If you crave one glass here-and-there on occasion, you’re likely fine. But if you partake in these worst soda habits regularly, it’s time to make a change. Then, be sure to read our list of the 112 Most Popular Sodas Ranked by How Toxic They Are.
Thinking diet soda is better
In an effort to prevent weight gain, many people decide to swap out their regular soda for the diet variety. While this does decrease sugar somewhat, Dr. Winston says research has shown that diet soda beverages are linked to more belly fat, obesity, and the development of metabolic syndrome.
“The ‘diet beverage’ is misleading,” she says. “Like its sugar beverage counterpart, the ‘diet soda’ is also carbonated, which has been found to increase appetite and it increases the desire for sweetness and causes the individual to crave sugar.”
In fact, according to a study in the Journal of the American Geriatrics Society conducted over 10 years, folks who regularly downed diet soda had a waist circumference four times larger than those who refrained from pop guzzling.
2. Regularly drinking super-sized soda
In case you aren’t familiar, a large soda from a fast-food restaurant could contain around 390 calories and 77 grams of added sugar. That’s more than double the recommended daily amount, which for women is 25 grams per day and 36 grams for men, according to Serena Poon, a certified nutritionist and celebrity chef.
“Researchers are increasingly finding added sugar to contribute to a variety of health problems,” she shares. “Consistently overeating added sugar could not only lead to weight gain, but it can also contribute to the development of conditions such as inflammation, chronic disease, and heart problems.”
3. Not thinking about how soda can increase depression
In most diet sodas, you’ll find the ingredient aspartame. This added sugar crosses the blood-brain barrier and can increase depression, according to Shelia Forman, PhD, a psychologist and mindful eating instructor.
“Aspartame can increase the number of certain chemicals in the brain that inhibits the release of feel-good neurotransmitters like dopamine and serotonin,” she explains. “Without ample amounts of dopamine and serotonin circulating in our brains, we may become depressed.”
While studies around the neurological effects aspartame can have on your brain are still required to make a proper evaluation, it’s still important to note the connection between food cravings and mental health. Instead of soda, turn to these Popular Foods That Are Supporting Your Mental Health, Says Expert.
4. Drinking soda instead of water when you’re thirsty
When you’re dehydrated, your body signals your brain to remind you to drink up. However, if you reach for soda instead of water, you’re not helping your symptoms but rather masking them.
As Poon explains, our bodies are made up of 60% of water content, and we need to stay hydrated for all of our cells to function correctly.
“If you do like to drink soda, it is important that you drink these sweet beverages in addition to your daily water intake,” she says. “Soda is not a hydrating beverage, and research suggests that it can be detrimental to your health to drink soda in place of water on a hot day.”
5. Forgetting how many calories are in soda
While we’ve covered what the biggest-of-the-big offers in terms of calories, playing it on the tiny side isn’t ideal either, Poon warns.
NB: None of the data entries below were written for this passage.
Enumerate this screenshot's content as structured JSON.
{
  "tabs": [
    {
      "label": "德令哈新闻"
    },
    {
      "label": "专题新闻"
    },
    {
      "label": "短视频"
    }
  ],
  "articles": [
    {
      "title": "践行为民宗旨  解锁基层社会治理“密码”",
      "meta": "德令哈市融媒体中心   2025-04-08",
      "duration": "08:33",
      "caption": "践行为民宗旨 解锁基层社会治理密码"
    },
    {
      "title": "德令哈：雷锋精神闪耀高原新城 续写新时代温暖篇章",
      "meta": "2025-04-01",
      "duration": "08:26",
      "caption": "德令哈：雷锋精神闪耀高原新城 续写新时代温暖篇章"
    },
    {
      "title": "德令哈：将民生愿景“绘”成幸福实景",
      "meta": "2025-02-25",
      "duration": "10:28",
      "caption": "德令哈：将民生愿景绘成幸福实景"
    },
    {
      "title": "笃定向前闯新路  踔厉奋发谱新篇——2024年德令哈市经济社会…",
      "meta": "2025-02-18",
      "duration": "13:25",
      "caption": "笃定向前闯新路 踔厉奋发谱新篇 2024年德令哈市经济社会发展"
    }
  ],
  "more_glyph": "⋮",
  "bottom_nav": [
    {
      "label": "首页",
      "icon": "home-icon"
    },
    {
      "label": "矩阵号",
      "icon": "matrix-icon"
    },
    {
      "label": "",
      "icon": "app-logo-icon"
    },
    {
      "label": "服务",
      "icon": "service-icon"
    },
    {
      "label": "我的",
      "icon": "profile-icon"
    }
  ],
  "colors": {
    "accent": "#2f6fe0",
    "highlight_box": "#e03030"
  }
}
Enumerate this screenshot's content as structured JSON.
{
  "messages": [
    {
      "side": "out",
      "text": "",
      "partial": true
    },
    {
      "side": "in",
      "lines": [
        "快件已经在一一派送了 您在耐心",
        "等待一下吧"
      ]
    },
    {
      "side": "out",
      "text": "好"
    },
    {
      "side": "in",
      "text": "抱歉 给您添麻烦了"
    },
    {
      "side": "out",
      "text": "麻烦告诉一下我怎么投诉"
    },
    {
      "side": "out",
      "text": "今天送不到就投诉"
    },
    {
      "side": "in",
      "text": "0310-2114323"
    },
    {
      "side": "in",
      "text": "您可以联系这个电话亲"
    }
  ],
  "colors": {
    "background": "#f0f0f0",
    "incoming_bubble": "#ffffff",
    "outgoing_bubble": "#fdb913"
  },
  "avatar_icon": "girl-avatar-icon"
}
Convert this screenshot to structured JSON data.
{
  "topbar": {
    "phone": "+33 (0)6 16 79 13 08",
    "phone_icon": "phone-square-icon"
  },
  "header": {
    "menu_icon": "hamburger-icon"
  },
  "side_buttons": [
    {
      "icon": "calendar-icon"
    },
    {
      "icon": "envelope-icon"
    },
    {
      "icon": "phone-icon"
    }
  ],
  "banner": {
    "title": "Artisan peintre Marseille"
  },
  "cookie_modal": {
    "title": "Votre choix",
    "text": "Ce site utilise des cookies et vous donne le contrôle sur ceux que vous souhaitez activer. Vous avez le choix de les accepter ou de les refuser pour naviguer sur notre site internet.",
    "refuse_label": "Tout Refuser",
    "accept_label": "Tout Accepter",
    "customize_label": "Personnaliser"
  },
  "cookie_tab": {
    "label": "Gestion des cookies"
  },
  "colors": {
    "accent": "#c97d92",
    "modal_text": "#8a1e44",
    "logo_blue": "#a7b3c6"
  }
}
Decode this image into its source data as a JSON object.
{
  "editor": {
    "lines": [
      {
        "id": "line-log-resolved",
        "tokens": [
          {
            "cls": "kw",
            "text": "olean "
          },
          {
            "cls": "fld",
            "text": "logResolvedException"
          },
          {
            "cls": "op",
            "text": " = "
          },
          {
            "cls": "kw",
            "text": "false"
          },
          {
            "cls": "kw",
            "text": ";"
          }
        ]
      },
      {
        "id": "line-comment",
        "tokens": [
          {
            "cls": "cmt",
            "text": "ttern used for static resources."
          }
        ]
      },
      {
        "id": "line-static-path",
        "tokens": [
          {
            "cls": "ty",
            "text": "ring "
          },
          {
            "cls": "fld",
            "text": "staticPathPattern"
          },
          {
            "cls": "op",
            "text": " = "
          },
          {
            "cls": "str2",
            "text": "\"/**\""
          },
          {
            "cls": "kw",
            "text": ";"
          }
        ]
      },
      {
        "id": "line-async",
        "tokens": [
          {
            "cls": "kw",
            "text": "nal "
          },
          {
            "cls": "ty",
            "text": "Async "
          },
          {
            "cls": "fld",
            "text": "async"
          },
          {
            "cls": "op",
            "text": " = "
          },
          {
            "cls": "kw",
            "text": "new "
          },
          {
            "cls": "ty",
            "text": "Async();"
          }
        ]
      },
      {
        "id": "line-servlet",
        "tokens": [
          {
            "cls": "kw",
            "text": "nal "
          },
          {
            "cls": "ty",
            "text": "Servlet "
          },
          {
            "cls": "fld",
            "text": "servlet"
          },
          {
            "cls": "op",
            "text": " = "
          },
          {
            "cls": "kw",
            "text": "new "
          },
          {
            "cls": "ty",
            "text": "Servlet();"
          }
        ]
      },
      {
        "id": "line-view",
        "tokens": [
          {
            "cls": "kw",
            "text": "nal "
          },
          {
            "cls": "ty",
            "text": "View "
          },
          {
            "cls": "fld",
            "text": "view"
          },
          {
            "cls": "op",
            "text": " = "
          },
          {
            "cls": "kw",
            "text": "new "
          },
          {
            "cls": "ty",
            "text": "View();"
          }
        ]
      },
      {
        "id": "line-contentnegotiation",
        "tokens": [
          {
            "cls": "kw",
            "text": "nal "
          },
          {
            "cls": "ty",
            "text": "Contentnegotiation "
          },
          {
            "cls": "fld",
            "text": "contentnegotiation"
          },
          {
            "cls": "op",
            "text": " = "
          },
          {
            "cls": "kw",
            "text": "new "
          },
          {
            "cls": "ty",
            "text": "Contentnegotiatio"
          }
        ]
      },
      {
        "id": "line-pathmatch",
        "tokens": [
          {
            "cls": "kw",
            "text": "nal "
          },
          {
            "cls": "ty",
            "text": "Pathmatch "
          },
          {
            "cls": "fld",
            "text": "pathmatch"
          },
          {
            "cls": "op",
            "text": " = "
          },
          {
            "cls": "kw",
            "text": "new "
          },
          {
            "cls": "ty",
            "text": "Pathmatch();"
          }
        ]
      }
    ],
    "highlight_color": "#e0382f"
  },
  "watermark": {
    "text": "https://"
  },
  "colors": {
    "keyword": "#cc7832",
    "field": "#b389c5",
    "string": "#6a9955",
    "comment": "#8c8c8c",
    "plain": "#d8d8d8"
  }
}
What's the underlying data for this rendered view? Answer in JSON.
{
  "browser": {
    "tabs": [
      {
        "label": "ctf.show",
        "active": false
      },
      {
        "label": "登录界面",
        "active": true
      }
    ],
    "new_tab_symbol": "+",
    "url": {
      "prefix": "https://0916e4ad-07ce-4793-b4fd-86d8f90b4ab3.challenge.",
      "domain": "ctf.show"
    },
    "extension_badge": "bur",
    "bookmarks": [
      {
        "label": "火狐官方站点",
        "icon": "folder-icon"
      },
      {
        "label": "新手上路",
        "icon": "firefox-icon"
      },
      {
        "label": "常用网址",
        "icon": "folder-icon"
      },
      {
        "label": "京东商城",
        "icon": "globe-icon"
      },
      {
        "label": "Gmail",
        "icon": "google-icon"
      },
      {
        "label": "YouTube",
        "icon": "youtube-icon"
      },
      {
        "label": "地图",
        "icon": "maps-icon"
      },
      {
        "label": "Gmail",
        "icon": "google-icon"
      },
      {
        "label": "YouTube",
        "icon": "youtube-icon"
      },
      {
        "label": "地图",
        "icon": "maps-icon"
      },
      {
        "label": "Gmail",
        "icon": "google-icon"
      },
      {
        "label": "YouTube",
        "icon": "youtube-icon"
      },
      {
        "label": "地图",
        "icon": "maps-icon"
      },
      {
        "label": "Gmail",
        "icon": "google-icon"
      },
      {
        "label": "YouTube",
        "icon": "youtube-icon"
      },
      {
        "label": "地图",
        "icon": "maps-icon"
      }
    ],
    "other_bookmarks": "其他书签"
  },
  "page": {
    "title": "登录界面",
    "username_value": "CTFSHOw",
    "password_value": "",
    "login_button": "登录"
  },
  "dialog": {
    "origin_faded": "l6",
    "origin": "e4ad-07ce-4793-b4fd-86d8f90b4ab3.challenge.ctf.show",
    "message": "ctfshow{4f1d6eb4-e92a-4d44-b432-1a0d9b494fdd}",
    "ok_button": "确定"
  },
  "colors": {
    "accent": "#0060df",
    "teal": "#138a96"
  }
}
In fact, even a small soda contains about 150 calories.
“While this isn’t a lot on its own, if you are drinking two to three sodas per day, these calories can add up,” says Poon. “Many people don’t consider beverages when they are thinking of their overall consumption, in which case you could be drinking hundreds of calories over your recommended daily consumption.”
Also, because sodas are void of any nutritional benefits, they’re merely empty calories that cause you to feel hungrier sooner.